The sensing element essentially is a proof mass (also known as seismic mass). The proof mass is attached to a spring of stiffness k which in turn connected to its casing. Further, a dash pot is also included in a system to provide desirable damping effect; otherwise system might oscillate at its natural frequency. When the system is subjected to linear acceleration, a force equaling to mass times the acceleration acts on the proof-mass. This causes the mass to deflect; the deflection is sensed by a suitable means and is converted into an equivalent electrical signal.
Thermoelectric coolers operate by the Peltier effect (which also goes by name thermoelectric effect). The device has two sides, and when DC current flows through the device, it brings heat from one side to the other, so that one side gets cooler while the other gets hotter. The "hot" side is attached to a heat sink so that it remains at ambient temperature, while the cool side goes below room temperature. In some applications, multiple coolers can be cascaded together for lower temperature. 2 | Page Chapter-1.1: INTRODUCTION Thermoelectric cooling uses the Peltier effect to create a heat flux between the junction of
The test is based on the principle that the rebound of an elastic mass depends on the hardness of the surface against which the mass impinges. Fig. 8.2 shows the rebound hammer. The spring controlled hammer mass slides on a plunger within a tubular casing.

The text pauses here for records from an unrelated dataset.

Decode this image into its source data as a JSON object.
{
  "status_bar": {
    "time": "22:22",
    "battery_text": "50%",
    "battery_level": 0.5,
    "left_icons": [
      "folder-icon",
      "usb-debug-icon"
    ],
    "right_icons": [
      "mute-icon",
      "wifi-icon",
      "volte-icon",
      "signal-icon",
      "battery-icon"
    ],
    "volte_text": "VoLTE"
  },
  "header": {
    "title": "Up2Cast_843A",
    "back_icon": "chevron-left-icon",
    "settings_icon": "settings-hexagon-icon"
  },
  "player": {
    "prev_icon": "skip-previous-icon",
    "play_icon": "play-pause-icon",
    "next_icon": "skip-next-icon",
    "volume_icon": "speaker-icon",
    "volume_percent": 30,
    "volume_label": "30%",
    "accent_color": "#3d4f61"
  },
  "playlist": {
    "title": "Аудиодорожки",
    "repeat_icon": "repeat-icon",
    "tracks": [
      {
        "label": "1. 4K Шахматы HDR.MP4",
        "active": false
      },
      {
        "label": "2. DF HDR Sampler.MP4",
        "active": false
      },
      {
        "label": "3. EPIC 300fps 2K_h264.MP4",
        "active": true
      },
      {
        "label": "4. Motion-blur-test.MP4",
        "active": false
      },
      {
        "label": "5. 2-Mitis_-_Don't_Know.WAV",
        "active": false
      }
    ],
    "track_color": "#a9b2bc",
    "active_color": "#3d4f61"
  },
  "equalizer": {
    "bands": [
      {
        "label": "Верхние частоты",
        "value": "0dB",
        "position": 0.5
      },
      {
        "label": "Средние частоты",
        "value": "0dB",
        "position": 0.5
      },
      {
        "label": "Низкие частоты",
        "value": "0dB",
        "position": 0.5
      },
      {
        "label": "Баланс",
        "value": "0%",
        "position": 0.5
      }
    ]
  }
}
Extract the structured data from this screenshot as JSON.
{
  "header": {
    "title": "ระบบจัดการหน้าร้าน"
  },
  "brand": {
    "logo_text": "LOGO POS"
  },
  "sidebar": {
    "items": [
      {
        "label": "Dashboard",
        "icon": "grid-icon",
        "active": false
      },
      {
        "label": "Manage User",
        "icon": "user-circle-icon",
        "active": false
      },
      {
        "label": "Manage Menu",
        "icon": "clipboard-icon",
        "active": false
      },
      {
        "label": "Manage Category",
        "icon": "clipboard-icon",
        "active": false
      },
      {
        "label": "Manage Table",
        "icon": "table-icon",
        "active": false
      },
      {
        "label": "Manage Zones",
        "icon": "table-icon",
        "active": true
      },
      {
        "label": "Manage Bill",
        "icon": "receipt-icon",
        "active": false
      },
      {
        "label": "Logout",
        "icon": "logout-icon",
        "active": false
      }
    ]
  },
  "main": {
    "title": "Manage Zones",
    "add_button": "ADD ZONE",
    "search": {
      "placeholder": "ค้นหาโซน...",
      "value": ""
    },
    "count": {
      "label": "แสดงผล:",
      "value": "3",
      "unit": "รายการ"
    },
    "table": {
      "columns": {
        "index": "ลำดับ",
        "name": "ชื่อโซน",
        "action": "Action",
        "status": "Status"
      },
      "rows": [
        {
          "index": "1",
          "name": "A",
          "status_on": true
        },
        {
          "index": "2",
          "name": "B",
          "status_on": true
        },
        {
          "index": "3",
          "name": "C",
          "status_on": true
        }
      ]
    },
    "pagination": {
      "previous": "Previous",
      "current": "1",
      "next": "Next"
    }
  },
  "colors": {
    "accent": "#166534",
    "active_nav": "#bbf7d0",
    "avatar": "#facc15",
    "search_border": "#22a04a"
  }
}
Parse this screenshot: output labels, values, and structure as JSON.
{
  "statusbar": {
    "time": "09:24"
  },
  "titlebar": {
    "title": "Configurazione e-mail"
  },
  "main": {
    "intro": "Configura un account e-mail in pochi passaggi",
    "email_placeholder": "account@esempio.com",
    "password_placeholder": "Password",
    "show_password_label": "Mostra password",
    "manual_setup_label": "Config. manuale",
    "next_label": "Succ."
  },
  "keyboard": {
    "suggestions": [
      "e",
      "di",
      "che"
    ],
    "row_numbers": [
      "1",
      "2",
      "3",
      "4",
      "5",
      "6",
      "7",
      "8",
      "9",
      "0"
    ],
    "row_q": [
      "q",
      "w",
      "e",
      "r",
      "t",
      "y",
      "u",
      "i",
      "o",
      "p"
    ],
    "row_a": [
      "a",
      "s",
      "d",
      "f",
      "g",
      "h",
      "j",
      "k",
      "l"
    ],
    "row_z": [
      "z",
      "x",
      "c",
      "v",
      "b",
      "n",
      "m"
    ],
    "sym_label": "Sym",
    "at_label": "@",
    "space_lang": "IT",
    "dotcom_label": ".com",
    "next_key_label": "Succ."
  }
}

The plunger retracts against a spring when pressed against the concrete surface, and this spring is automatically released when fully tensioned, causing the hammer mass to impact against the concrete through the plunger.